A couple of tips, Try using lead solder, it is much better then the nonlead crap. Make sure you have flux core solder. If you do not, you will need to use a liquid or paste flux and preflux your parts to remove oxidation.

Having a set of helping hands (the metal claw things) helps to hold the wires in place. I also like to use surgical clamps sometimes to clip onto the wires and give them extra weight. This is important and will save you a huge amount of frustration.

Also, record what you do and post it on youtube so other have the benefits of learning from your successes and mistakes

best of Luck
#13
Yeah as you can probably tell I'm a pretty big noob. the solder I bought can with a tube of flux. i didn't know what iot was so ii didn't use it:P. do i just rub it on first?
Guitars:
PRS Custom 24
Gibson Les Paul 60's Tribute
85' MIJ Strat
97' Snakepit Les Paul
LP Traditional 1960 Zebra
MIJ Tele
MIA Strat

Amps:
Silver Jubilee 2525
Peavey Ultra 112
Jet City JCA50H
66' Bassman
Pink Paisley Princeton RV
74' Vibro Champ
#14
yep, when you clean the pot off, it will almost instantly start to oxidate again. Using the flux cleans off this oxidation while you are actually soldering. You must make sure that you have a Rosin based solder.

Even then, using a solder that is not rosin flux core is not recommended for electronics. The rosin flux core solders basically just apply the flux for you during the soldering process.

For a separate paste or liquid flux just put a thin layer over all of the conductive parts that will be connected (before step 5).
#16
Just a quick question.
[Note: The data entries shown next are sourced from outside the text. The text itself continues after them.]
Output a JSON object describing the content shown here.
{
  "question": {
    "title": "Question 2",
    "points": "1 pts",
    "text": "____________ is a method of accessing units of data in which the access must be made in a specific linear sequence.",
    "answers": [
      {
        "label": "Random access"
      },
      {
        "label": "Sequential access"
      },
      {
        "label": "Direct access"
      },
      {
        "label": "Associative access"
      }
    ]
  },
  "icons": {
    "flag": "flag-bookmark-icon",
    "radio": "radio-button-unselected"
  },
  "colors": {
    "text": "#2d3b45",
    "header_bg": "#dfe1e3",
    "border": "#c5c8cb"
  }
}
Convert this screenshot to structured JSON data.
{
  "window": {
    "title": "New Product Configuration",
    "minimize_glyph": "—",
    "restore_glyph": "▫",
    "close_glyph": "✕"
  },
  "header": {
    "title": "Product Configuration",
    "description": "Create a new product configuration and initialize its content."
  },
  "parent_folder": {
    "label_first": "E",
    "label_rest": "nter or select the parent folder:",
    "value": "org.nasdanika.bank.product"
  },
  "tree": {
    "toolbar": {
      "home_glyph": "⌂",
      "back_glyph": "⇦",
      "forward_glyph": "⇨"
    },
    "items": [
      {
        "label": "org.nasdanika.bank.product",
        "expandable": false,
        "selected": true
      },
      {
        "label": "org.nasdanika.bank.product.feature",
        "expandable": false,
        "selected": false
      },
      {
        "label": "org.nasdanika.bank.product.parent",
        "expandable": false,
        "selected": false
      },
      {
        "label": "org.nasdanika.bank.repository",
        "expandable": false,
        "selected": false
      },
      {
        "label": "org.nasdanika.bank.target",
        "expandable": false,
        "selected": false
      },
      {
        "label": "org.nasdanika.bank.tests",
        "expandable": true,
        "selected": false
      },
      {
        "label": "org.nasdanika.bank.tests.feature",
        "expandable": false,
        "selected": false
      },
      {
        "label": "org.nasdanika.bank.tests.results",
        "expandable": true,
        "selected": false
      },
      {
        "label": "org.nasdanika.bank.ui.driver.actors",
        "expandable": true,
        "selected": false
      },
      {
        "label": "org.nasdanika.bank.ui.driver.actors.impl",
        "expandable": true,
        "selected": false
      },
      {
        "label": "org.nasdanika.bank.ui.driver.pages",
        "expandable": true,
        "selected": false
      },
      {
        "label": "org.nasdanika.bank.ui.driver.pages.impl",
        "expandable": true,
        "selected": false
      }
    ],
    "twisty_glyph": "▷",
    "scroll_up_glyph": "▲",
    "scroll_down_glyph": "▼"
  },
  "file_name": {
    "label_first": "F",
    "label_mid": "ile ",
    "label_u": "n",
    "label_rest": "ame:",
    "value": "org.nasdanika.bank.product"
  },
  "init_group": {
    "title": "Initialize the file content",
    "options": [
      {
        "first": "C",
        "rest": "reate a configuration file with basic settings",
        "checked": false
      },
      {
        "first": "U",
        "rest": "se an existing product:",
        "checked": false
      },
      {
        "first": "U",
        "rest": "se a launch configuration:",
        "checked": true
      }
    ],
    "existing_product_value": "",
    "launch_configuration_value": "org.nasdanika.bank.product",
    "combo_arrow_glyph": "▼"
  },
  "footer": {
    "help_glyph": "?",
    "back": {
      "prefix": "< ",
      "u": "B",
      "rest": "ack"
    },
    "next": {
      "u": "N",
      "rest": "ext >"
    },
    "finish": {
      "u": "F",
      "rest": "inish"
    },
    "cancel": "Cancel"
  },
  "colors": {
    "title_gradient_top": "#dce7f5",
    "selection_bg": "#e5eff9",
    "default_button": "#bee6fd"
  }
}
What brand of pots are being used in this guitar? Some manufactures use a type of steel or conductive plastic for the back of the pots, which make them almost impossible to solder to.
#17
if it's imposible to solder to, thats when you use tinning compound, my old man told me about it. still gotta get some myself. you should be able to tell if its steel, it'll be very shiny. and you could buy new pots, they aint exactly expensive.
#18
Quote by jimRH7
sorry if I sound patronising; are you heating the site 1st, rather than trying to "press" molten solder onto it?

I have a tub of plumber's flux I use sometimes. I'm a bit of a soldering noob though so take my advice with a pinch of salt - also solder normally comes with flux in it as bulleyestrat said, I just like to drench the joint in the stuff


Save the plumber's flux for pipes. it is acidic and BAD for electrical connections.

If you use flux, use rosin paste flux specifically made for soldering electronics.
#19
Quote by Morbius77
Save the plumber's flux for pipes. it is acidic and BAD for electrical connections.

If you use flux, use rosin paste flux specifically made for soldering electronics.

^ he's right. only use resin core solder on electronics, it could even damage the parts if you use another type.
#20
Quote by Morbius77
Save the plumber's flux for pipes. it is acidic and BAD for electrical connections.

If you use flux, use rosin paste flux specifically made for soldering electronics.


Ok thanks lads...

...I did say i was a noob!
#21
No worries. It's a common mistake. Trust me I deal with soldering tutorials on a daily basis, and I see that question a lot.
#22
The pots came with my fender pickups
Guitars:
PRS Custom 24
Gibson Les Paul 60's Tribute
85' MIJ Strat
97' Snakepit Les Paul
LP Traditional 1960 Zebra
MIJ Tele
MIA Strat

Amps:
Silver Jubilee 2525
Peavey Ultra 112
Jet City JCA50H
66' Bassman
Pink Paisley Princeton RV
74' Vibro Champ